Tympanic membrane perforation

Tympanic membrane perforation

A 3-year-old male is brought into the emergency department with ear pain. Shortly before arriving he was painting with his older sibling. During the painting activity, some commotion ensued and the child developed acute right ear pain.  The examination of the right ear reveals the above image.

The child has a perforation of the tympanic membrane (eardrum) from the pointy end of a paintbrush.

In addition to the circular perforation from the pointy end of the paintbrush, there is significant erythema (redness) and edema (swelling) present that distorts the normal anatomy of the ear. The parents were shown the video from the Wispr and appreciated being able to see the extent of the injury. In addition, the video was uploaded to the EMR system, and Otolaryngology (ENT) was consulted. Usually, eardrum perforations do not require antibiotics. However, in this case, given the possibility of contamination and unknown depth of injury, the child was started on an otic antibiotic drop.  The location of the injury (similar in size and location to a tympanostomy tube) suggested that the middle ear ossicles (bones) were spared. The parents were instructed to avoid getting water in the ear until the injury has healed.
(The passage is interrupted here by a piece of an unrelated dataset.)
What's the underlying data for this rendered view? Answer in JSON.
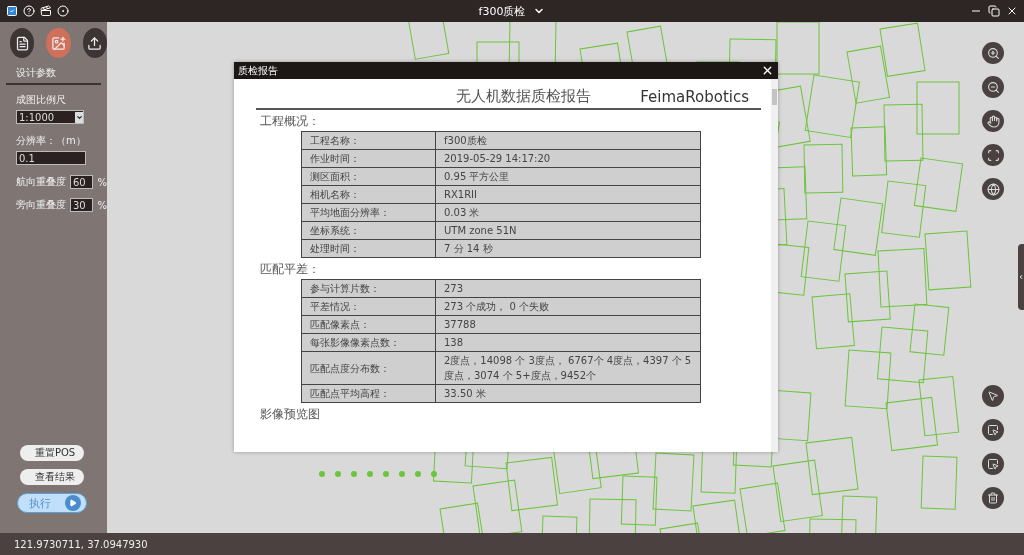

The child was discharged with antibiotic drops and instructed to follow up in the ENT clinic in a week.

Eardrum perforation video

WiscMed thanks Dr. Josh Ross of the University of Wisconsin BerbeeWalsh Department of Emergency Medicine for this submission.